And while a simple, descriptive sentence isn’t exactly a three page diagnostic thesis on the coffee, it perfectly described what I had experienced, and put it into words I could not find myself. Maybe there is something to coffee writing.

The Lab: Syphoning the Finca Matalapa

Best fwends!

Best fwends!

One of the things I love about working here is the constant experimentation. When I first started, Charles ran Juliet and Curtis and I through a quick training of all the different brewing methods we had.  He said two things about the syphon pot that I consistently remember: the first being that syphon coffee has a distinct rhythm to it, and that it tends to bring out a lot of sweetness in washed Central or South American coffees in which it isn’t immediately apparent.
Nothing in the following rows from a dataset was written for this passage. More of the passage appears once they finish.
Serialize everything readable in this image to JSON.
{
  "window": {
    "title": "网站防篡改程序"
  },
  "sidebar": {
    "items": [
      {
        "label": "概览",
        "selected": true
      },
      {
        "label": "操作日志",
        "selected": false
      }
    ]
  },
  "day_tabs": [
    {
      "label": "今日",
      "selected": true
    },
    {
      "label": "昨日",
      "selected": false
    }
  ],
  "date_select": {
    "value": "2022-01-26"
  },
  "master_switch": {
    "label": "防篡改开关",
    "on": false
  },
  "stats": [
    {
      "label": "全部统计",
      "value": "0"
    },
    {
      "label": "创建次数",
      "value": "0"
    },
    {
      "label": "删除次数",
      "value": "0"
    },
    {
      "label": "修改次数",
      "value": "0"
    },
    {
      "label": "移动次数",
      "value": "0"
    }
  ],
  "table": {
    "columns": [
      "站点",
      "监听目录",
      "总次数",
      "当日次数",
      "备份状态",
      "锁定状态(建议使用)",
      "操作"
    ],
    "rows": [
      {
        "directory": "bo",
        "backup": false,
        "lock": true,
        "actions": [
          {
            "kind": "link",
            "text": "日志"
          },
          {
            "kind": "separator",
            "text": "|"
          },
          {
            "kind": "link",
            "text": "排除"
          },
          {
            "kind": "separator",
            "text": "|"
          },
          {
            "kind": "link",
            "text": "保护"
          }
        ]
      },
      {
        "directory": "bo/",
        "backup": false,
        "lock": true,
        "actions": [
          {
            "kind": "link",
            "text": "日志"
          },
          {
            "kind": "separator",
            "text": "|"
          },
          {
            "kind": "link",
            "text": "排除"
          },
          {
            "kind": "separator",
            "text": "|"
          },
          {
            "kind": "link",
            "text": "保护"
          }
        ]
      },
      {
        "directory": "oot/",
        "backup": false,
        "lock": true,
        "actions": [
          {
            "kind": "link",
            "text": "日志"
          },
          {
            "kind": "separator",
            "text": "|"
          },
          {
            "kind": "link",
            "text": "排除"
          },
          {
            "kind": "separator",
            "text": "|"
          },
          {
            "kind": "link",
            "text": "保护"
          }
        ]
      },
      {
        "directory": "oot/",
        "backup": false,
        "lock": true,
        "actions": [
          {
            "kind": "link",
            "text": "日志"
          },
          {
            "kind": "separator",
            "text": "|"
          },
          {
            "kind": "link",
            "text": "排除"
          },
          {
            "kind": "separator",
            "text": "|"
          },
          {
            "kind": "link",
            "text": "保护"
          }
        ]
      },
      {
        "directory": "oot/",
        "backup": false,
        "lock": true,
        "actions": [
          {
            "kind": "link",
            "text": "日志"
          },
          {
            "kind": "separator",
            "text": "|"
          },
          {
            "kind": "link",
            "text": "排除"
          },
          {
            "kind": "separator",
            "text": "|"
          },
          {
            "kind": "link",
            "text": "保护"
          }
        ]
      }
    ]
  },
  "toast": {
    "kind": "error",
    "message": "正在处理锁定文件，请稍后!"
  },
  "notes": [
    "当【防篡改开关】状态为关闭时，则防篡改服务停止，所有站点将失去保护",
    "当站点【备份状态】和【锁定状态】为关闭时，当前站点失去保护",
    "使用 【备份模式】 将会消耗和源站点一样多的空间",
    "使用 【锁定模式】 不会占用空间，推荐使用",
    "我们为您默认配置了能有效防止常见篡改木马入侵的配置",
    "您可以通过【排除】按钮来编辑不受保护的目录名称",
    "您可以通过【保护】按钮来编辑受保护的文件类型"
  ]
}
The rhythm was very apparent. On the first sip, after the coffee cooled a bit, you could feel it rolling on your tongue. The body almost pulsed in perfect time with the acidity. But as to whether or not Charles was blowing smoke up my behind about the sweetness, well, I wasn’t sure.

When we first got the Los Inmortales, El Salvador Finca Matalapa in, the first time I tried it was as a single origin espresso macchiato. Rachel, who was on bar, warned me that to her it was very savory and almost tasted like marinara sauce. As a macchiato, it was a bit like a spaghetti dinner. On the cupping table, the Matalapa had tones of fresh hay, herbs, and a bit of an earthy, full body.
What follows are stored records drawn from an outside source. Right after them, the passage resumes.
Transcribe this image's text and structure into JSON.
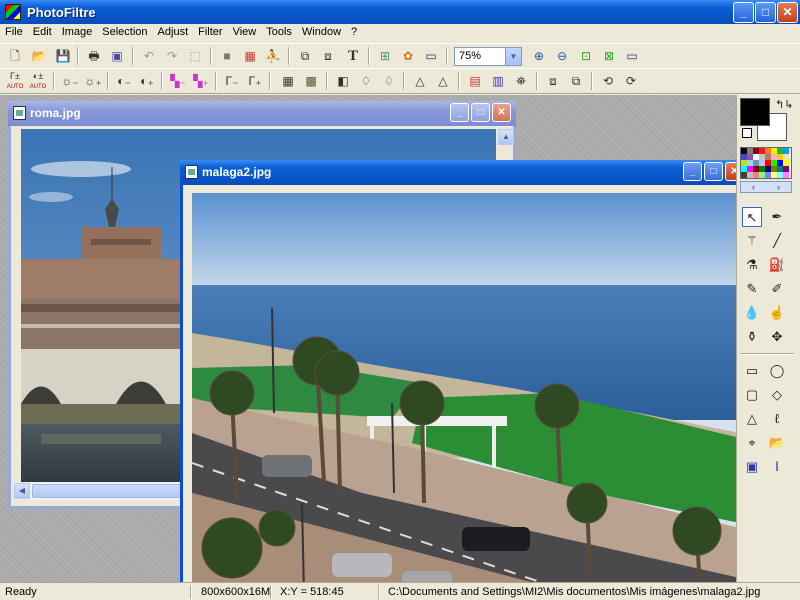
{
  "window": {
    "title": "PhotoFiltre",
    "min_label": "_",
    "max_label": "□",
    "close_label": "✕"
  },
  "menu": [
    "File",
    "Edit",
    "Image",
    "Selection",
    "Adjust",
    "Filter",
    "View",
    "Tools",
    "Window",
    "?"
  ],
  "toolbar": {
    "zoom_value": "75%",
    "text_tool_glyph": "T"
  },
  "toolbar2": {
    "auto_label": "AUTO"
  },
  "documents": {
    "roma": {
      "title": "roma.jpg"
    },
    "malaga": {
      "title": "malaga2.jpg"
    }
  },
  "status": {
    "state": "Ready",
    "dimensions": "800x600x16M",
    "coords": "X:Y = 518:45",
    "path": "C:\\Documents and Settings\\MI2\\Mis documentos\\Mis imágenes\\malaga2.jpg"
  },
  "colors": {
    "foreground": "#000000",
    "background": "#ffffff",
    "palette": [
      "#000000",
      "#7f7f7f",
      "#880015",
      "#ed1c24",
      "#ff7f27",
      "#fff200",
      "#22b14c",
      "#00a2e8",
      "#3f48cc",
      "#a349a4",
      "#ffffff",
      "#c3c3c3",
      "#b97a57",
      "#ffaec9",
      "#ffc90e",
      "#efe4b0",
      "#b5e61d",
      "#99d9ea",
      "#7092be",
      "#c8bfe7",
      "#ff0000",
      "#00ff00",
      "#0000ff",
      "#ffff00",
      "#00ffff",
      "#ff00ff",
      "#800000",
      "#008000",
      "#000080",
      "#808000",
      "#008080",
      "#800080",
      "#404040",
      "#c0c0c0",
      "#ff8080",
      "#80ff80",
      "#8080ff",
      "#ffff80",
      "#80ffff",
      "#ff80ff"
    ]
  }
}
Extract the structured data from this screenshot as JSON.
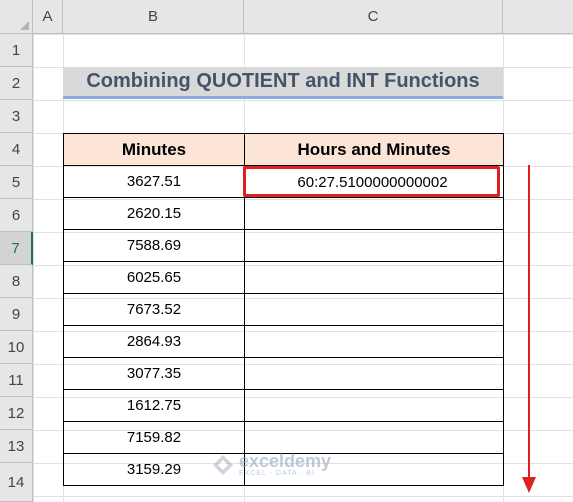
{
  "columns": [
    "A",
    "B",
    "C"
  ],
  "rows": [
    "1",
    "2",
    "3",
    "4",
    "5",
    "6",
    "7",
    "8",
    "9",
    "10",
    "11",
    "12",
    "13",
    "14"
  ],
  "title": "Combining QUOTIENT and INT Functions",
  "table": {
    "headers": [
      "Minutes",
      "Hours and Minutes"
    ],
    "minutes": [
      "3627.51",
      "2620.15",
      "7588.69",
      "6025.65",
      "7673.52",
      "2864.93",
      "3077.35",
      "1612.75",
      "7159.82",
      "3159.29"
    ],
    "result_c5": "60:27.5100000000002"
  },
  "watermark": {
    "name": "exceldemy",
    "tagline": "EXCEL · DATA · BI"
  },
  "colors": {
    "header_fill": "#fce4d6",
    "title_fill": "#d9d9d9",
    "highlight": "#e02020",
    "active_row": "#217346"
  }
}
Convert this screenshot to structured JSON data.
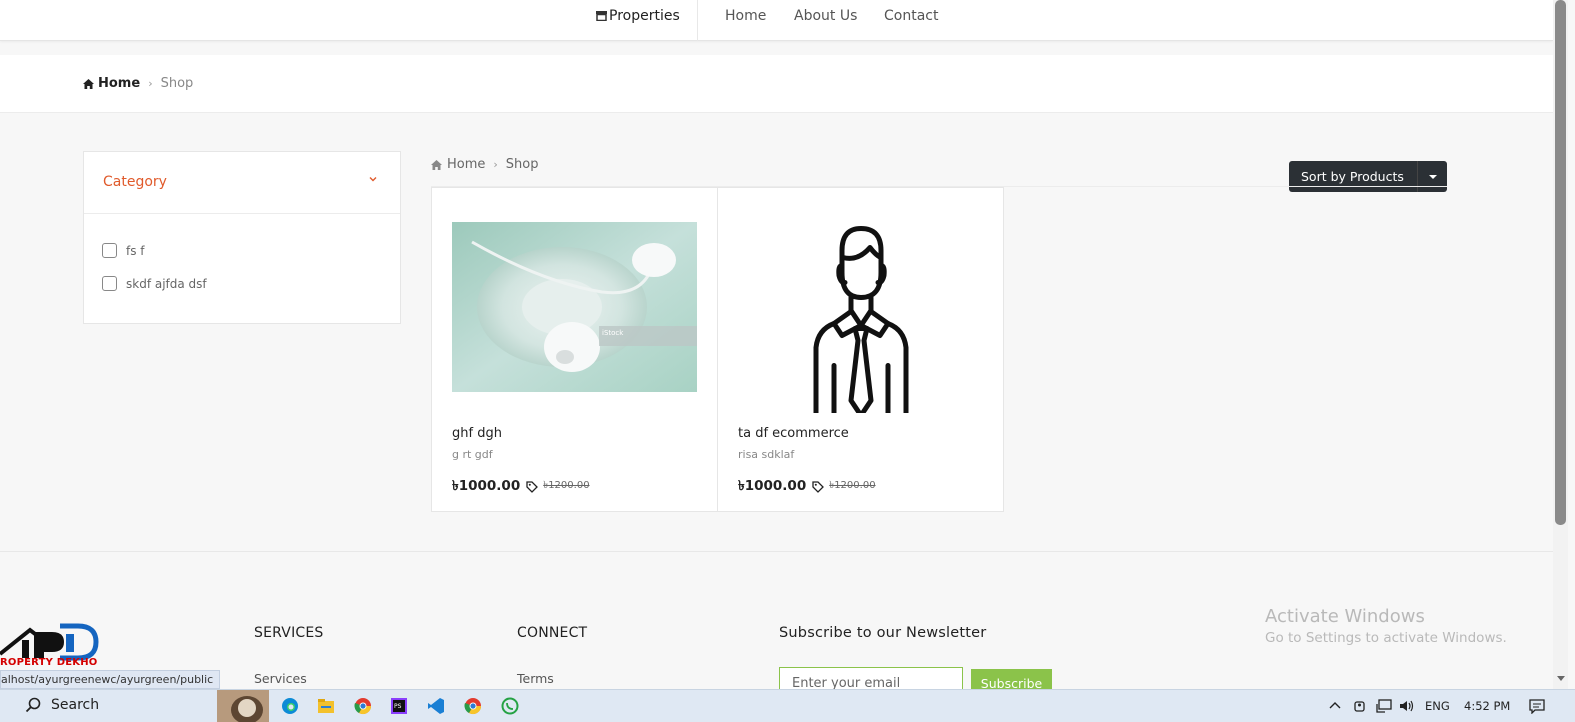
{
  "nav": {
    "brand": "Properties",
    "links": [
      "Home",
      "About Us",
      "Contact"
    ]
  },
  "breadcrumb": {
    "home": "Home",
    "current": "Shop"
  },
  "sidebar": {
    "title": "Category",
    "categories": [
      "fs f",
      "skdf ajfda dsf"
    ]
  },
  "shop_breadcrumb": {
    "home": "Home",
    "current": "Shop"
  },
  "sort": {
    "label": "Sort by Products"
  },
  "products": [
    {
      "name": "ghf dgh",
      "subtitle": "g rt gdf",
      "price": "৳1000.00",
      "old_price": "৳1200.00",
      "image": "earphones-photo"
    },
    {
      "name": "ta df ecommerce",
      "subtitle": "risa sdklaf",
      "price": "৳1000.00",
      "old_price": "৳1200.00",
      "image": "businessman-icon"
    }
  ],
  "footer": {
    "logo_text": "ROPERTY DEKHO",
    "services_heading": "SERVICES",
    "services_link": "Services",
    "connect_heading": "CONNECT",
    "connect_link": "Terms",
    "newsletter_heading": "Subscribe to our Newsletter",
    "email_placeholder": "Enter your email",
    "subscribe_label": "Subscribe"
  },
  "status_url": "alhost/ayurgreenewc/ayurgreen/public",
  "windows_watermark": {
    "line1": "Activate Windows",
    "line2": "Go to Settings to activate Windows."
  },
  "taskbar": {
    "search_label": "Search",
    "language": "ENG",
    "time": "4:52 PM"
  },
  "colors": {
    "accent_orange": "#e05a2b",
    "accent_green": "#8bc34a",
    "sort_button": "#2b3035"
  }
}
So when Goodrich wanted to try the Matalapa five different ways (Cafe Solo, syphon pot, Chemex, cupped, and, uh, Aeropress) in our “lab” (see: Pedway storefront), we were knocked on our bottoms (the same bottoms up which Charles had apparently not blown smoke). On the syphon, the Matalapa was like drinking a dark, rich cup of honey. The syphon pot had brought out the sweetness in a washed Central or South American coffee that wasn’t before apparent.

It was quite the revelation, and since then, it’s given me a flavor profile to shoot for when dialing in the Matalapa on the Clover.

As for the Aeropress, well, neither Goodrich nor I really knew how to use it. But in our defense, it’s made by a frisbee company and we lost the directions a long time ago.